What to do: Reproduce every record exactly as written.

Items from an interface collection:
▬▬▬▬▬▬▬▬▬▬
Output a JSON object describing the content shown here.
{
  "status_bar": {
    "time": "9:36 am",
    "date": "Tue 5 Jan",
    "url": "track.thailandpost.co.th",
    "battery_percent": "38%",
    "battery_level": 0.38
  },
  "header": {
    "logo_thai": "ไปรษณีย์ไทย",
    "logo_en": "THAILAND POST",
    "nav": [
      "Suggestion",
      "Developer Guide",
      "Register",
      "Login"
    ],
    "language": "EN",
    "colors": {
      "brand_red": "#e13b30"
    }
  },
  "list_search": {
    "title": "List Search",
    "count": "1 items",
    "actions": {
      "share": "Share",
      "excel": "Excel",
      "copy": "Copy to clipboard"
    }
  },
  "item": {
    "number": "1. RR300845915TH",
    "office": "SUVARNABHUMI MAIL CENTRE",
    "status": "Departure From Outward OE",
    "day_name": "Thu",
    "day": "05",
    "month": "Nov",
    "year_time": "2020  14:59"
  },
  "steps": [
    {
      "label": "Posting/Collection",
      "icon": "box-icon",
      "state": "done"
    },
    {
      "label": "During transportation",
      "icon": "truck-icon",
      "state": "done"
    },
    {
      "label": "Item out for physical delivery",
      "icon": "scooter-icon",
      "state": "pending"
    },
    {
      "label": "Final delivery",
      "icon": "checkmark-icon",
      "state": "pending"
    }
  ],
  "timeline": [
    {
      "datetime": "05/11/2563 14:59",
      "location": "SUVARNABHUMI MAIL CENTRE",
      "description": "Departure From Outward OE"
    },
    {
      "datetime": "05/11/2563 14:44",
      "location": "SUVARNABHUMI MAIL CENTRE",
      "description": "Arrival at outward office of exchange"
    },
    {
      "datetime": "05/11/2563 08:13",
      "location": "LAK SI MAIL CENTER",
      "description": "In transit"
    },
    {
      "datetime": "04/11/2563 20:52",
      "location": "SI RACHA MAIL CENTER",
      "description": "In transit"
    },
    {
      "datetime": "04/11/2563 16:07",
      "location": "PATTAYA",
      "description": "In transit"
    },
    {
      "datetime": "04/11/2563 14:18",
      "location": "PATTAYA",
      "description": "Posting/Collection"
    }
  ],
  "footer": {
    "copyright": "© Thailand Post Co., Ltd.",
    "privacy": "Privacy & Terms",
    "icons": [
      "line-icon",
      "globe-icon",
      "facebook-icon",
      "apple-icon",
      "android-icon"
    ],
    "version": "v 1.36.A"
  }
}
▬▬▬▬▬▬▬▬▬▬
Final answer:
Output a JSON object describing the content shown here.
{
  "status_bar": {
    "time": "9:36 am",
    "date": "Tue 5 Jan",
    "url": "track.thailandpost.co.th",
    "battery_percent": "38%",
    "battery_level": 0.38
  },
  "header": {
    "logo_thai": "ไปรษณีย์ไทย",
    "logo_en": "THAILAND POST",
    "nav": [
      "Suggestion",
      "Developer Guide",
      "Register",
      "Login"
    ],
    "language": "EN",
    "colors": {
      "brand_red": "#e13b30"
    }
  },
  "list_search": {
    "title": "List Search",
    "count": "1 items",
    "actions": {
      "share": "Share",
      "excel": "Excel",
      "copy": "Copy to clipboard"
    }
  },
  "item": {
    "number": "1. RR300845915TH",
    "office": "SUVARNABHUMI MAIL CENTRE",
    "status": "Departure From Outward OE",
    "day_name": "Thu",
    "day": "05",
    "month": "Nov",
    "year_time": "2020  14:59"
  },
  "steps": [
    {
      "label": "Posting/Collection",
      "icon": "box-icon",
      "state": "done"
    },
    {
      "label": "During transportation",
      "icon": "truck-icon",
      "state": "done"
    },
    {
      "label": "Item out for physical delivery",
      "icon": "scooter-icon",
      "state": "pending"
    },
    {
      "label": "Final delivery",
      "icon": "checkmark-icon",
      "state": "pending"
    }
  ],
  "timeline": [
    {
      "datetime": "05/11/2563 14:59",
      "location": "SUVARNABHUMI MAIL CENTRE",
      "description": "Departure From Outward OE"
    },
    {
      "datetime": "05/11/2563 14:44",
      "location": "SUVARNABHUMI MAIL CENTRE",
      "description": "Arrival at outward office of exchange"
    },
    {
      "datetime": "05/11/2563 08:13",
      "location": "LAK SI MAIL CENTER",
      "description": "In transit"
    },
    {
      "datetime": "04/11/2563 20:52",
      "location": "SI RACHA MAIL CENTER",
      "description": "In transit"
    },
    {
      "datetime": "04/11/2563 16:07",
      "location": "PATTAYA",
      "description": "In transit"
    },
    {
      "datetime": "04/11/2563 14:18",
      "location": "PATTAYA",
      "description": "Posting/Collection"
    }
  ],
  "footer": {
    "copyright": "© Thailand Post Co., Ltd.",
    "privacy": "Privacy & Terms",
    "icons": [
      "line-icon",
      "globe-icon",
      "facebook-icon",
      "apple-icon",
      "android-icon"
    ],
    "version": "v 1.36.A"
  }
}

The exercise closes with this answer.